"Under the terms of the economic union, Russia will take 85% of the proceeds of the customs authorities of all member countries, while Kazakhstan's share does not exceed 7%," Akhmetov said.
"A reasonable question arises: what are we now, a charity?"
Nur-Sultan must urgently change these proportions -- which are "extortionate for Kazakhstan" -- or leave the EEU, he said.
Closer to home, pensions are now at risk, and prices of commodities are rising.
At one point, the state invested part of Kazakhstan's pension assets in Russian securities, according to Meruert Makhmutova, an Almaty-based economist and former director of the Centre for Analysis of Public Problems.
Those include Russian Finance Ministry bonds and the bonds and depository receipts of companies such as Gazprom, Sberbank, Rosneft, Vneshtorgbank and Norilsk Nickel -- which have ended up on US and EU sanctions lists.
"These companies' shares have collapsed, and the UAPF [Unified Accumulative Pension Fund] will be forced to record losses when revaluing these assets," Makhmutova told Caravanserai.
"All of us depositors have lost some of our pension savings," he said.
Meanwhile, Russia is taking measures that directly contradict the EEU principles of free movement of goods across borders.
On March 10, Russian authorities banned the export of sugar and grain to EEU countries until the end of August to protect the domestic market, despite having grain stocks that cover 150% of domestic needs.
The measure was necessary to prevent the re-export of these products to third countries, said the Russian Economic Development Ministry.
The move apparently targeted Kazakhstan, which after a weak harvest increased grain purchases by 77%, or 2.3 million tonnes, since last July, making it the third largest buyer of Russian grain after Turkey and Egypt, according to the Russian government.
The Russian export bans have led to an acute sugar shortage in Kazakhstan and panic buying.
'Kissing a corpse'
"Russia itself is already ... violating many principles of mutually beneficial co-operation -- earlier violations included artificial obstacles to Kazakh manufacturers' entry into the Russian market," Dosym Satpayev, a political scientist and the director of a risk assessment team from Almaty, wrote March 18 in an article for Forbes.kz.
"And now, under severe sanctions, Russia is imposing restrictions on the export of certain goods, including to EEU countries."

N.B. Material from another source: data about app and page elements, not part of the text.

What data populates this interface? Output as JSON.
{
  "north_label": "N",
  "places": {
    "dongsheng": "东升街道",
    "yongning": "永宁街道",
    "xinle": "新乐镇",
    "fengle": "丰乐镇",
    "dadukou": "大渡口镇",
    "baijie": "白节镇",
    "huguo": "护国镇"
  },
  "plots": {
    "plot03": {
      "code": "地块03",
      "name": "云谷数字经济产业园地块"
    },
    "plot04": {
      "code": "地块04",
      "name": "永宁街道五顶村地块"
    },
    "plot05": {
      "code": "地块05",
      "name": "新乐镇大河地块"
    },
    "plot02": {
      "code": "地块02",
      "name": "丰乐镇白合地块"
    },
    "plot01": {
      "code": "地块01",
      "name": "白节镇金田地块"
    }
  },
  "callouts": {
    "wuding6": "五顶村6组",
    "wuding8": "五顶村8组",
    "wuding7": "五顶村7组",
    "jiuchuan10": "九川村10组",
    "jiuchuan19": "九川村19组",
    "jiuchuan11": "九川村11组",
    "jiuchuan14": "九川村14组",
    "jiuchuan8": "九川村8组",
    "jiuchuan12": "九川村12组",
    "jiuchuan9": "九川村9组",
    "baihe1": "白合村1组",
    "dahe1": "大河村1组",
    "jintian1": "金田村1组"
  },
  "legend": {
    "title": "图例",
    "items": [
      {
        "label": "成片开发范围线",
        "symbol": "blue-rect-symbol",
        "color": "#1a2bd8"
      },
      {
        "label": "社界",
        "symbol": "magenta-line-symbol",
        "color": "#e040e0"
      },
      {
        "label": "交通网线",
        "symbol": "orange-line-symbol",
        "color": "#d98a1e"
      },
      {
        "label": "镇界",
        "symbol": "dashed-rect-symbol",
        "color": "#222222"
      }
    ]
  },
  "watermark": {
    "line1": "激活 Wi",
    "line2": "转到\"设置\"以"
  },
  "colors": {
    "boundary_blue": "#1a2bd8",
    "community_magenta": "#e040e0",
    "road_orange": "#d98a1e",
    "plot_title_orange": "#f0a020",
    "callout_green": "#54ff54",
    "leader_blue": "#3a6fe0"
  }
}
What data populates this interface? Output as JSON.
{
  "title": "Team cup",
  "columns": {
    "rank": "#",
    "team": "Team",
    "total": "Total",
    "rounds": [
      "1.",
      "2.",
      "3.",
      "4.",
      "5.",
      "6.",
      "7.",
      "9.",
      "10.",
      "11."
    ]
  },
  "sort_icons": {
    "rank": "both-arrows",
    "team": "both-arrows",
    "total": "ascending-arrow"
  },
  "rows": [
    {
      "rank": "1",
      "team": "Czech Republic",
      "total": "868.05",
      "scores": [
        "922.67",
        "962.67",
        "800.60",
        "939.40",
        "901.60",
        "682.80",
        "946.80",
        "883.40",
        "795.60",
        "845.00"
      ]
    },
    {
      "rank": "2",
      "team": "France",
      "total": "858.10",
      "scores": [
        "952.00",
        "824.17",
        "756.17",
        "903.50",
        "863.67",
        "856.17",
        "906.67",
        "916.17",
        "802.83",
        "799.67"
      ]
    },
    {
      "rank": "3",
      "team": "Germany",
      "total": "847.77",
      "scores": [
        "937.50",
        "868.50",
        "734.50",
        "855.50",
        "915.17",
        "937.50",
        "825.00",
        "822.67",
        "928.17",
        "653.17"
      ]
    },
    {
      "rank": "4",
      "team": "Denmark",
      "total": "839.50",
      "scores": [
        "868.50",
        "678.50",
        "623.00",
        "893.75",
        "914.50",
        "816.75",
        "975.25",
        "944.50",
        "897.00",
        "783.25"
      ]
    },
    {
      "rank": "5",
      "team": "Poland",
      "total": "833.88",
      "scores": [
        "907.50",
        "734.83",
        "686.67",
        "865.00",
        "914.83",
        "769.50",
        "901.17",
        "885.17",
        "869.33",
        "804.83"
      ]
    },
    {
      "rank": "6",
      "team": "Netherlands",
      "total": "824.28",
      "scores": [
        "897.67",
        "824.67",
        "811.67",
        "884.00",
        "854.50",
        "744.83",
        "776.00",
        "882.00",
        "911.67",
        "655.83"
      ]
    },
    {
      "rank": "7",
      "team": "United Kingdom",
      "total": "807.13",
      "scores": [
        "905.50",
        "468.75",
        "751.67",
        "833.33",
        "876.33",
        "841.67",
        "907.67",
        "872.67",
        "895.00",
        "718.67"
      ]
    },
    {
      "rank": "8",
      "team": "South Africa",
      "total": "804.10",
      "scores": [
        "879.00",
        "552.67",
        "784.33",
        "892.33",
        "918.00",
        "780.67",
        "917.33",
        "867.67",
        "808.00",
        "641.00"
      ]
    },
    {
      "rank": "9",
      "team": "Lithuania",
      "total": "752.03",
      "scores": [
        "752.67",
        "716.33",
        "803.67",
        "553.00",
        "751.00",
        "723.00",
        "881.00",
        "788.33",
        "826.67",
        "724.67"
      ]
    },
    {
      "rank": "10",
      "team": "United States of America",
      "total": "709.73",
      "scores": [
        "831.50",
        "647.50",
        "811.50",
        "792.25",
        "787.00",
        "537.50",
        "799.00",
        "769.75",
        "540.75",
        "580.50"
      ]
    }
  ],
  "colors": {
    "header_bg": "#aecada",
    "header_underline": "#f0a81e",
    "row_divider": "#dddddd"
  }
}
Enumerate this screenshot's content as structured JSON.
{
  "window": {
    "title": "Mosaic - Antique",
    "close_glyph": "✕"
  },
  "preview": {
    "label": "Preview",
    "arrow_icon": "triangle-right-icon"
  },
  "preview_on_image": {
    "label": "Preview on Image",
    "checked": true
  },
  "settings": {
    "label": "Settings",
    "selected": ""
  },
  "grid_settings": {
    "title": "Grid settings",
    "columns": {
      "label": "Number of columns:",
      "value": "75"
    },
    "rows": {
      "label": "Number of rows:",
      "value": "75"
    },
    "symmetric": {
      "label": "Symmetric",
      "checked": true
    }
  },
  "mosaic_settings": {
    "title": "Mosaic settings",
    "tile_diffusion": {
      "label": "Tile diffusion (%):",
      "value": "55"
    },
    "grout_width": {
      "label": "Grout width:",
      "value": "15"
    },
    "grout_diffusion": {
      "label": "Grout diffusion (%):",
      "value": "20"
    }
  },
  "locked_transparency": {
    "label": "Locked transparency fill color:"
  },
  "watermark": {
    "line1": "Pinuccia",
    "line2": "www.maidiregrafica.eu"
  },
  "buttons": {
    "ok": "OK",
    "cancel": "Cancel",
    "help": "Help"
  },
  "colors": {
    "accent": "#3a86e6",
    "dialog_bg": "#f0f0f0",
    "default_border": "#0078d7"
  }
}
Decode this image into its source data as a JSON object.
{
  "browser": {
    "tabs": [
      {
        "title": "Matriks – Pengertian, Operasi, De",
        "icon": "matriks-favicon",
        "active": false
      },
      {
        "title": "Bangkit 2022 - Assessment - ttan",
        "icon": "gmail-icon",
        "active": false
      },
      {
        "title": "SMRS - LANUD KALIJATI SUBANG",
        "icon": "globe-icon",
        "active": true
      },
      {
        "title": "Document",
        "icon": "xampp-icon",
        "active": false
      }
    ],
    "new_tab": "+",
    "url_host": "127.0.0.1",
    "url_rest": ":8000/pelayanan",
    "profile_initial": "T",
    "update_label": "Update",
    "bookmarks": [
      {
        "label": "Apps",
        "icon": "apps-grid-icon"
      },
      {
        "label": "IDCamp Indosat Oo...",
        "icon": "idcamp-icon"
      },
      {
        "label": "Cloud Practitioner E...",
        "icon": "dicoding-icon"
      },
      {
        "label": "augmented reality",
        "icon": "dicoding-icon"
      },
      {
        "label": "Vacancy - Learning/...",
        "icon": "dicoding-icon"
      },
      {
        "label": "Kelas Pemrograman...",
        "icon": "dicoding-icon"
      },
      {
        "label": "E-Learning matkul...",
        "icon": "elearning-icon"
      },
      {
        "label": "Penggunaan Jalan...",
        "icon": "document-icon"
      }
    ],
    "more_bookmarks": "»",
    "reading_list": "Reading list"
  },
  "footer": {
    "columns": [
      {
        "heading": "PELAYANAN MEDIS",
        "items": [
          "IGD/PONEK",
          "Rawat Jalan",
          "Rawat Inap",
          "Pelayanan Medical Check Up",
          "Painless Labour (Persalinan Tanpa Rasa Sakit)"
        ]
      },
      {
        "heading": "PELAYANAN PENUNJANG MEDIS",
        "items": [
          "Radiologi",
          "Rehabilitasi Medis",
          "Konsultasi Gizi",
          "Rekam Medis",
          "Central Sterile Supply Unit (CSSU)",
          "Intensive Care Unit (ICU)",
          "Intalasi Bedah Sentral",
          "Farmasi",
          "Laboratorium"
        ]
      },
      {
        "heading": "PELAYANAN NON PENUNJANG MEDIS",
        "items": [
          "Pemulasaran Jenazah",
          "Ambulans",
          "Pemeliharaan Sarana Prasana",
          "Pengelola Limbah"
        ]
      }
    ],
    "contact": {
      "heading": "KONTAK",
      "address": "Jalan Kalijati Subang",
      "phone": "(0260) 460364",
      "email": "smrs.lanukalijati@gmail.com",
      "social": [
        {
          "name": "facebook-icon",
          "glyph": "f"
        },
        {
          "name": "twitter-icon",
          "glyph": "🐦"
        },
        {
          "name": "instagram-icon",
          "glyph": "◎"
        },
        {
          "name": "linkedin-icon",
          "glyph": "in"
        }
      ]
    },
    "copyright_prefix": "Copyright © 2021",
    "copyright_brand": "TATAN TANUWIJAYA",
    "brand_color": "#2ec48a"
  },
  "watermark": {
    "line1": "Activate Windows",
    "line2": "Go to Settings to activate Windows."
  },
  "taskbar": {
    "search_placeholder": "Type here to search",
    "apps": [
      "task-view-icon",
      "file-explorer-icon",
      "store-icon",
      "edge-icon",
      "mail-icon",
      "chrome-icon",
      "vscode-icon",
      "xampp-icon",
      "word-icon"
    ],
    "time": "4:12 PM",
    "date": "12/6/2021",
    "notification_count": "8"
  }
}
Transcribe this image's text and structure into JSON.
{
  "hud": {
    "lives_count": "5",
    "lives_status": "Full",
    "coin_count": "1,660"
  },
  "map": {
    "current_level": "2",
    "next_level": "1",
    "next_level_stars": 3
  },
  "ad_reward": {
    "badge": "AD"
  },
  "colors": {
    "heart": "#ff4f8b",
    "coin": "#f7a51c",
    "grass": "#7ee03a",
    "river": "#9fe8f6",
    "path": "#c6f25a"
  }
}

Kazakhstan has grounds for withdrawal from its union with Russia in Article 3 of the Treaty on the EEU, which covers basic principles such as ensuring mutually beneficial co-operation, equality and the consideration of the national interests of the parties, said Satpayev.
Under EEU documents, members of the union must "harmonise their legislation on the financial market" by 2025 -- even though Russian will largely be a pariah state by that point, he noted.
"'Harmonising' with [Russia's financial system] will be like kissing a corpse," said Satpayev. "The leadership of Kazakhstan already has to think about how to avoid this kiss."
"Many of our entrepreneurs have long been disappointed with the EEU, which actually benefits only Russia," said Akhmetov, the director of the building-material company.
"All these years they [Russian officials] have been shielding their market from us with artificial barriers, while our manufacturers have been losing their home market to an influx of cheap Russian products," he wrote.
"But now it is obvious that there is no way we can stay in the EEU: Russia and Belarus will drown us along with themselves."